TASK PROMPT
Reproduce the entries that follow verbatim, down to the final line.

-=-=-

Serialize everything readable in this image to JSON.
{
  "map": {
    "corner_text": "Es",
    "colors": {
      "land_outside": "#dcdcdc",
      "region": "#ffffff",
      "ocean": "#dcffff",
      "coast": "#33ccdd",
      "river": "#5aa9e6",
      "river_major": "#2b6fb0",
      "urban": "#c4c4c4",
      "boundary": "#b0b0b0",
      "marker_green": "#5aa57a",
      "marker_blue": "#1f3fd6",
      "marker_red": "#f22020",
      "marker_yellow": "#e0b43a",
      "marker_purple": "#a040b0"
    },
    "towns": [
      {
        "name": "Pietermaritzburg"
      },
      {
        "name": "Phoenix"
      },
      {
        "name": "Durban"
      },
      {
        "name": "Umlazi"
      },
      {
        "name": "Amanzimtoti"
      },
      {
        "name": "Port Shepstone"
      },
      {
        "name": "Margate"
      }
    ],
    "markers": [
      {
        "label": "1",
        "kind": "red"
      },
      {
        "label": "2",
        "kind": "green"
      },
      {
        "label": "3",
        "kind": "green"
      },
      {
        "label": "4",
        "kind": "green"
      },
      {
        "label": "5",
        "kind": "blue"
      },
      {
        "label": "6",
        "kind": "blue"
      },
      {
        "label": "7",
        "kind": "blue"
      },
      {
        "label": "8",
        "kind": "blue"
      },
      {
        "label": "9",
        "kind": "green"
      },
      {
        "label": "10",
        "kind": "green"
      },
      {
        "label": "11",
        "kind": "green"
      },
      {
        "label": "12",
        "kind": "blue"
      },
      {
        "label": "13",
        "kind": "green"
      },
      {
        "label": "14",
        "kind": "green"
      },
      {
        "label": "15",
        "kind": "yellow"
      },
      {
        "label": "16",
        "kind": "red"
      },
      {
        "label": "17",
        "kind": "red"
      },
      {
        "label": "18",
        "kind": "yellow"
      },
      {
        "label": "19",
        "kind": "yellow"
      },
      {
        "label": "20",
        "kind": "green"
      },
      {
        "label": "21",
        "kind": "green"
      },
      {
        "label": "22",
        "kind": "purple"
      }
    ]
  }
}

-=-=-

OUTPUT OF THE EXERCISE
Serialize everything readable in this image to JSON.
{
  "map": {
    "corner_text": "Es",
    "colors": {
      "land_outside": "#dcdcdc",
      "region": "#ffffff",
      "ocean": "#dcffff",
      "coast": "#33ccdd",
      "river": "#5aa9e6",
      "river_major": "#2b6fb0",
      "urban": "#c4c4c4",
      "boundary": "#b0b0b0",
      "marker_green": "#5aa57a",
      "marker_blue": "#1f3fd6",
      "marker_red": "#f22020",
      "marker_yellow": "#e0b43a",
      "marker_purple": "#a040b0"
    },
    "towns": [
      {
        "name": "Pietermaritzburg"
      },
      {
        "name": "Phoenix"
      },
      {
        "name": "Durban"
      },
      {
        "name": "Umlazi"
      },
      {
        "name": "Amanzimtoti"
      },
      {
        "name": "Port Shepstone"
      },
      {
        "name": "Margate"
      }
    ],
    "markers": [
      {
        "label": "1",
        "kind": "red"
      },
      {
        "label": "2",
        "kind": "green"
      },
      {
        "label": "3",
        "kind": "green"
      },
      {
        "label": "4",
        "kind": "green"
      },
      {
        "label": "5",
        "kind": "blue"
      },
      {
        "label": "6",
        "kind": "blue"
      },
      {
        "label": "7",
        "kind": "blue"
      },
      {
        "label": "8",
        "kind": "blue"
      },
      {
        "label": "9",
        "kind": "green"
      },
      {
        "label": "10",
        "kind": "green"
      },
      {
        "label": "11",
        "kind": "green"
      },
      {
        "label": "12",
        "kind": "blue"
      },
      {
        "label": "13",
        "kind": "green"
      },
      {
        "label": "14",
        "kind": "green"
      },
      {
        "label": "15",
        "kind": "yellow"
      },
      {
        "label": "16",
        "kind": "red"
      },
      {
        "label": "17",
        "kind": "red"
      },
      {
        "label": "18",
        "kind": "yellow"
      },
      {
        "label": "19",
        "kind": "yellow"
      },
      {
        "label": "20",
        "kind": "green"
      },
      {
        "label": "21",
        "kind": "green"
      },
      {
        "label": "22",
        "kind": "purple"
      }
    ]
  }
}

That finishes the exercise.